● **Records for this exercise**
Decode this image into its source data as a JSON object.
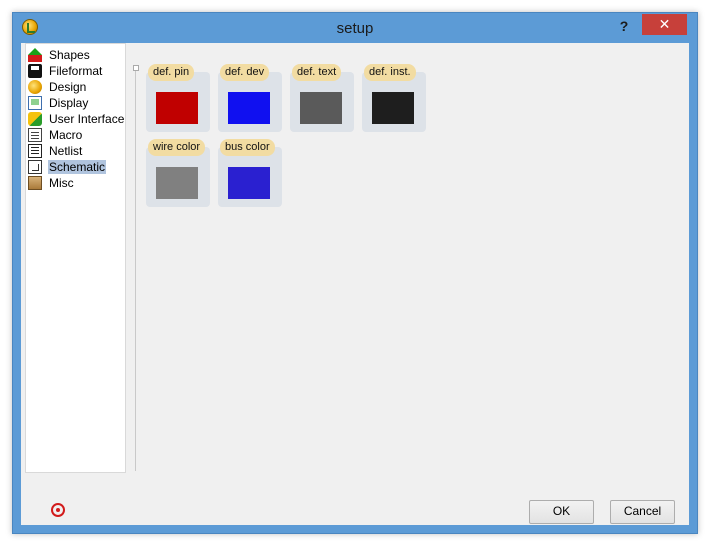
{
  "window": {
    "title": "setup",
    "help_label": "?",
    "close_label": "✕"
  },
  "sidebar": {
    "items": [
      {
        "label": "Shapes",
        "icon": "shapes-icon"
      },
      {
        "label": "Fileformat",
        "icon": "fileformat-icon"
      },
      {
        "label": "Design",
        "icon": "design-icon"
      },
      {
        "label": "Display",
        "icon": "display-icon"
      },
      {
        "label": "User Interface",
        "icon": "user-interface-icon"
      },
      {
        "label": "Macro",
        "icon": "macro-icon"
      },
      {
        "label": "Netlist",
        "icon": "netlist-icon"
      },
      {
        "label": "Schematic",
        "icon": "schematic-icon",
        "selected": true
      },
      {
        "label": "Misc",
        "icon": "misc-icon"
      }
    ]
  },
  "colors": [
    {
      "label": "def. pin",
      "color": "#c00000"
    },
    {
      "label": "def. dev",
      "color": "#1010f0"
    },
    {
      "label": "def. text",
      "color": "#5a5a5a"
    },
    {
      "label": "def. inst.",
      "color": "#1e1e1e"
    },
    {
      "label": "wire color",
      "color": "#808080"
    },
    {
      "label": "bus color",
      "color": "#2a20d0"
    }
  ],
  "footer": {
    "ok_label": "OK",
    "cancel_label": "Cancel"
  }
}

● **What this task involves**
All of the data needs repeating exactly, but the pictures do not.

● **Exercise answer**
Decode this image into its source data as a JSON object.
{
  "window": {
    "title": "setup",
    "help_label": "?",
    "close_label": "✕"
  },
  "sidebar": {
    "items": [
      {
        "label": "Shapes",
        "icon": "shapes-icon"
      },
      {
        "label": "Fileformat",
        "icon": "fileformat-icon"
      },
      {
        "label": "Design",
        "icon": "design-icon"
      },
      {
        "label": "Display",
        "icon": "display-icon"
      },
      {
        "label": "User Interface",
        "icon": "user-interface-icon"
      },
      {
        "label": "Macro",
        "icon": "macro-icon"
      },
      {
        "label": "Netlist",
        "icon": "netlist-icon"
      },
      {
        "label": "Schematic",
        "icon": "schematic-icon",
        "selected": true
      },
      {
        "label": "Misc",
        "icon": "misc-icon"
      }
    ]
  },
  "colors": [
    {
      "label": "def. pin",
      "color": "#c00000"
    },
    {
      "label": "def. dev",
      "color": "#1010f0"
    },
    {
      "label": "def. text",
      "color": "#5a5a5a"
    },
    {
      "label": "def. inst.",
      "color": "#1e1e1e"
    },
    {
      "label": "wire color",
      "color": "#808080"
    },
    {
      "label": "bus color",
      "color": "#2a20d0"
    }
  ],
  "footer": {
    "ok_label": "OK",
    "cancel_label": "Cancel"
  }
}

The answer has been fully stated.